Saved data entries
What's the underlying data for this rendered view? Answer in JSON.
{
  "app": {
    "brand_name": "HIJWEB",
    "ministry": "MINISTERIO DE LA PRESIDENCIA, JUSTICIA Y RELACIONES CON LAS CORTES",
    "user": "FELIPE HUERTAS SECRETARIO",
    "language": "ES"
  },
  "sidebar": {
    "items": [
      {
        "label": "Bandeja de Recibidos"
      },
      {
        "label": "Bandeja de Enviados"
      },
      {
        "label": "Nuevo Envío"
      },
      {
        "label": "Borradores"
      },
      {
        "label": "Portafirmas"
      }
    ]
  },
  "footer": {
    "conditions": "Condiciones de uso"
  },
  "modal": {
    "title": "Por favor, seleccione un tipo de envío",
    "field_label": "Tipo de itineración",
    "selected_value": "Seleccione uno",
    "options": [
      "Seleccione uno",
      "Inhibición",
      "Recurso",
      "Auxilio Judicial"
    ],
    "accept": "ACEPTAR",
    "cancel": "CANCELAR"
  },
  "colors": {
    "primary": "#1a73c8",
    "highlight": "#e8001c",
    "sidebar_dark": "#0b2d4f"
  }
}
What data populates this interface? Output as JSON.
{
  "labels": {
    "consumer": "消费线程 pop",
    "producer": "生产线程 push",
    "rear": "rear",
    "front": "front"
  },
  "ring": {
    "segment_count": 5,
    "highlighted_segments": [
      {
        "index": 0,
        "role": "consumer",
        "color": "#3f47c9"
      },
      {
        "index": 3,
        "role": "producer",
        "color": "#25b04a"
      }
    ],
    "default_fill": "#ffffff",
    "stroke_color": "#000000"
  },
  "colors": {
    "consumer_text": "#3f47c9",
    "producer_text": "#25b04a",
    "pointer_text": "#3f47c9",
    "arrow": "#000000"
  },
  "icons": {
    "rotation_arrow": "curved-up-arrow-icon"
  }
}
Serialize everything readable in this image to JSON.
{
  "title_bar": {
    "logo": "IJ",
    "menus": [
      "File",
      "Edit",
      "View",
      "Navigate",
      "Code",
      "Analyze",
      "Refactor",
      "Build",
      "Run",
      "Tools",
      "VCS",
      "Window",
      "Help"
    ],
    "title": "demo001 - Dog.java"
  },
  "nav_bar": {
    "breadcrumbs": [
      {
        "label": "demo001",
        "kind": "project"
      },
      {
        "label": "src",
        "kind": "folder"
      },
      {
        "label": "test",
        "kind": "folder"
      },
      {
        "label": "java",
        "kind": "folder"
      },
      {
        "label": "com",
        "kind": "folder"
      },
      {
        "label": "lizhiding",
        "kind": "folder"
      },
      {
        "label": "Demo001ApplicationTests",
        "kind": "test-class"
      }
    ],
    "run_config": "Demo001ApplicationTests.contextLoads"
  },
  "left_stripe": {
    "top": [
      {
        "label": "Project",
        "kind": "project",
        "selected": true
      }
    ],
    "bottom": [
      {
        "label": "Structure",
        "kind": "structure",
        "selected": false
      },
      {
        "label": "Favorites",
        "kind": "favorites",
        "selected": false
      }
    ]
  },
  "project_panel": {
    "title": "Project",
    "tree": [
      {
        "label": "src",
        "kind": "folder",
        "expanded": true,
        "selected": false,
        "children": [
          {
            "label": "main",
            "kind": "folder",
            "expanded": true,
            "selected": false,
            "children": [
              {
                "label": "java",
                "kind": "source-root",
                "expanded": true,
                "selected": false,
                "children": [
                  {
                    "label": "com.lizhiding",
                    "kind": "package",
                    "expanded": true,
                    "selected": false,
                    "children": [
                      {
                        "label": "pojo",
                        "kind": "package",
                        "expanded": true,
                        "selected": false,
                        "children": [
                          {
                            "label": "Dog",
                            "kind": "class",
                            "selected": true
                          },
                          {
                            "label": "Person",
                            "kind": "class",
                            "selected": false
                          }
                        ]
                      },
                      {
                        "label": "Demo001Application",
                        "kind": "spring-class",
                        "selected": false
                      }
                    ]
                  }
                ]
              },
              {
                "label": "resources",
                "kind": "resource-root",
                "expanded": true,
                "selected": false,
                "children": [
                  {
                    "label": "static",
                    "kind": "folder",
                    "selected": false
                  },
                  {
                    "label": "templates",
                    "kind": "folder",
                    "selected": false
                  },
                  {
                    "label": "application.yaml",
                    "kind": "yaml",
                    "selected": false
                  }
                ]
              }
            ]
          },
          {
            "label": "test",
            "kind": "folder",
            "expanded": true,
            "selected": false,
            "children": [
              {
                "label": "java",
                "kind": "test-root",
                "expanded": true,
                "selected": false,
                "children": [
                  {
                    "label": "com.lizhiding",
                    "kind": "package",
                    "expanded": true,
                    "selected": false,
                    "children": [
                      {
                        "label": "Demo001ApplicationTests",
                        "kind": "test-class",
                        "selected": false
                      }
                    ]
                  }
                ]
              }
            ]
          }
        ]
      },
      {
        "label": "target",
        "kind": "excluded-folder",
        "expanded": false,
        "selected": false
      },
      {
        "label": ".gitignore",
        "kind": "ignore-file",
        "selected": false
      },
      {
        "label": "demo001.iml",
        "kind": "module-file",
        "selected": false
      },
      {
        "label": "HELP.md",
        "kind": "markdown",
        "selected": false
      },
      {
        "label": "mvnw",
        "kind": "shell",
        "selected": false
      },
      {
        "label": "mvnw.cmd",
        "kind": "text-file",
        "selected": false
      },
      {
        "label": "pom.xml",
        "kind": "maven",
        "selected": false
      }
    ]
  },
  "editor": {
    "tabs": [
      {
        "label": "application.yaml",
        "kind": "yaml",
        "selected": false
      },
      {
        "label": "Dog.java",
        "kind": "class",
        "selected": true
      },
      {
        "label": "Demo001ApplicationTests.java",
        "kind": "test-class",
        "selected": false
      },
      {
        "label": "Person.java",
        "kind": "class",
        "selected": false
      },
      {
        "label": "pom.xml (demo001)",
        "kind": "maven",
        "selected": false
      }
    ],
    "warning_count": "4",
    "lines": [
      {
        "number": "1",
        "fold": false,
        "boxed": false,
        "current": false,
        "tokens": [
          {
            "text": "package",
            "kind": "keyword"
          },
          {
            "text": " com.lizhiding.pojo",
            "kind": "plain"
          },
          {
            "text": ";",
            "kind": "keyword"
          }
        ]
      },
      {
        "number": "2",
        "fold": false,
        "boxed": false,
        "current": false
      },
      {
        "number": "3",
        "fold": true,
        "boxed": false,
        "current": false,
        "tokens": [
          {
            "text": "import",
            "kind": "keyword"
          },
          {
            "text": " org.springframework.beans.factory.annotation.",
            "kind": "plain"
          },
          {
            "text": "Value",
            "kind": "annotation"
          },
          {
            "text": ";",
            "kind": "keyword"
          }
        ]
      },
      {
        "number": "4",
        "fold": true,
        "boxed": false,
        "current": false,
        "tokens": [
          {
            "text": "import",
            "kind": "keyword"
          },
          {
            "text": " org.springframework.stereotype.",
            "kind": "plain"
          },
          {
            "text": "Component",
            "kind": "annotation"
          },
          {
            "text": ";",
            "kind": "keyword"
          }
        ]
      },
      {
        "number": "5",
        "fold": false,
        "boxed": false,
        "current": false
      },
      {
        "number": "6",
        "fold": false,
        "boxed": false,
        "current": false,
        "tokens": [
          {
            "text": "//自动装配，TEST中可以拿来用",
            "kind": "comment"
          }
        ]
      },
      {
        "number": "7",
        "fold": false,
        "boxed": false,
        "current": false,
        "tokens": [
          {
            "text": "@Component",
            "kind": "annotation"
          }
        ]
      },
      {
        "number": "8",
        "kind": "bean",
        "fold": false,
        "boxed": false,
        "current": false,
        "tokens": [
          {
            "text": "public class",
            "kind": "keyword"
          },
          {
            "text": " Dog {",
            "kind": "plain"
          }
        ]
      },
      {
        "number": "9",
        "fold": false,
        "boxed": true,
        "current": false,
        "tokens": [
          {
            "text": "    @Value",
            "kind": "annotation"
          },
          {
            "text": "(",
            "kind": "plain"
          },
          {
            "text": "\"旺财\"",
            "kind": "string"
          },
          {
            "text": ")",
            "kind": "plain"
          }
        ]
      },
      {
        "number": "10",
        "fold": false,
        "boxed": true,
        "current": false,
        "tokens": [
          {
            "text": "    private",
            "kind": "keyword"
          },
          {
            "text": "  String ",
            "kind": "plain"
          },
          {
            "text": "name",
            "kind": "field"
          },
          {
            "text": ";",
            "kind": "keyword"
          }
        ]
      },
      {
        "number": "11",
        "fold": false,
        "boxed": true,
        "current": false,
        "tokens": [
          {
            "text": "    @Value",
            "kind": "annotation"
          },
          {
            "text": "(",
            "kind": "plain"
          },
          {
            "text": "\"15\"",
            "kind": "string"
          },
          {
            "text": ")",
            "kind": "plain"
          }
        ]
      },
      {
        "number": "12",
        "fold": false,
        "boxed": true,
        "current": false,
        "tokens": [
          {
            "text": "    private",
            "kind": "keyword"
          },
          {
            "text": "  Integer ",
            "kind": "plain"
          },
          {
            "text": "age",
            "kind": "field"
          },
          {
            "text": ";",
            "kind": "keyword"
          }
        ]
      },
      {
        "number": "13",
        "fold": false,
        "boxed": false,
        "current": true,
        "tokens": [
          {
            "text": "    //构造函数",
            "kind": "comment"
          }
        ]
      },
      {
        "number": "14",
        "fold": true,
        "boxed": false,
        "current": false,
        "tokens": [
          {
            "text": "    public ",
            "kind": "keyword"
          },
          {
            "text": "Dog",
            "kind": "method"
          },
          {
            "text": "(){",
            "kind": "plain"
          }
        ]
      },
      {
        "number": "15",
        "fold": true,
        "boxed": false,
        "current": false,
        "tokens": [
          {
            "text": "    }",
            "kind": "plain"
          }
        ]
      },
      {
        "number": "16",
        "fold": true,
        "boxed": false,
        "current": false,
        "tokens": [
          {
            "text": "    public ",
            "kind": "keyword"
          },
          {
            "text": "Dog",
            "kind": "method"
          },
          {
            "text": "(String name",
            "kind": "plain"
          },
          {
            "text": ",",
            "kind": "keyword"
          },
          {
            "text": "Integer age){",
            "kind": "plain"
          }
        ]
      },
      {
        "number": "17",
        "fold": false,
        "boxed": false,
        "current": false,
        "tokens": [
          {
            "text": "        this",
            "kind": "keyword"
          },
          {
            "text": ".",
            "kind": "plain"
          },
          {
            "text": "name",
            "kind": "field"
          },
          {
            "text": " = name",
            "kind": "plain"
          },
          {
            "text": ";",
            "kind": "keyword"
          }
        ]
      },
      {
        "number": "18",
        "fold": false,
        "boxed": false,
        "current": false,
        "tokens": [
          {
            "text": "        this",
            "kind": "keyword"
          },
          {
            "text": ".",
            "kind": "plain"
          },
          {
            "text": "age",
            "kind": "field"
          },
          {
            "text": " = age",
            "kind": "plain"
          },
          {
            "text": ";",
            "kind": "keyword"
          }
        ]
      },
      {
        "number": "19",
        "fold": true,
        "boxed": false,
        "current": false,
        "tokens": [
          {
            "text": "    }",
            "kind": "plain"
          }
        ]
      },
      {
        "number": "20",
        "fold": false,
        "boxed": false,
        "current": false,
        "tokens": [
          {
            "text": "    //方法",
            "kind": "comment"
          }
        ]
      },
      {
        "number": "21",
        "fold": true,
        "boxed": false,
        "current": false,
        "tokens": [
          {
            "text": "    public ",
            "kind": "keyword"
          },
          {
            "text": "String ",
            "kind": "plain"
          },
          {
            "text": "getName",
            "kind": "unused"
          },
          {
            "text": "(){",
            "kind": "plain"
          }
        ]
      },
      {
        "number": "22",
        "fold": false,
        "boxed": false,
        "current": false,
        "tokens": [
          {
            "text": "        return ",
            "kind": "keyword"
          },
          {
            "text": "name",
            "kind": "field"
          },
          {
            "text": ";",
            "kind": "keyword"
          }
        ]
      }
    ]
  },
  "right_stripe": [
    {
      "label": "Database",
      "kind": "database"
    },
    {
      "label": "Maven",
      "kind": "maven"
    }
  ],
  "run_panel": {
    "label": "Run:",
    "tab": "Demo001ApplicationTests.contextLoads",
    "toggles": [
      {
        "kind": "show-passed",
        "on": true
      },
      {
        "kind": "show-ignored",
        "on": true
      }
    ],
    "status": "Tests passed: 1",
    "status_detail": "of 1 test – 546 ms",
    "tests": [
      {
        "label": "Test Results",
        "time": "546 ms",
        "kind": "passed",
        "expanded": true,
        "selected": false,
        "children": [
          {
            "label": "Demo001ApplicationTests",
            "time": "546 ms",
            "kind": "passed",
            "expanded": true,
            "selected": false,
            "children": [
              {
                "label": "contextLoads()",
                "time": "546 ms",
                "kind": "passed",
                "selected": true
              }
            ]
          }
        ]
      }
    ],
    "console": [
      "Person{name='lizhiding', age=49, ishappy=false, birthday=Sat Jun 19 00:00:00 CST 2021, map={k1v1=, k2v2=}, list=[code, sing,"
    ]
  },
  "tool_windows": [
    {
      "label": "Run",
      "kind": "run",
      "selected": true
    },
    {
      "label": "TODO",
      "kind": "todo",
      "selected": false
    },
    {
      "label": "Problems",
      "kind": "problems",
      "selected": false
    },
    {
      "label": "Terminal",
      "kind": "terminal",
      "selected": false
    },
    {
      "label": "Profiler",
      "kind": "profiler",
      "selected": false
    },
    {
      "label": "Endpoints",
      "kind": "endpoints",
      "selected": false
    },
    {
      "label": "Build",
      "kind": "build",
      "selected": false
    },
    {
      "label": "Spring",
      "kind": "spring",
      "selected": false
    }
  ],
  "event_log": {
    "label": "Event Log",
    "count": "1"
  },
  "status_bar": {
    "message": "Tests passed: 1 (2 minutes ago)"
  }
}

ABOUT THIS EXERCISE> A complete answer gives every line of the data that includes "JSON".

RESULT FOR THIS TASK>
What's the underlying data for this rendered view? Answer in JSON.
What data populates this interface? Output as JSON.
Serialize everything readable in this image to JSON.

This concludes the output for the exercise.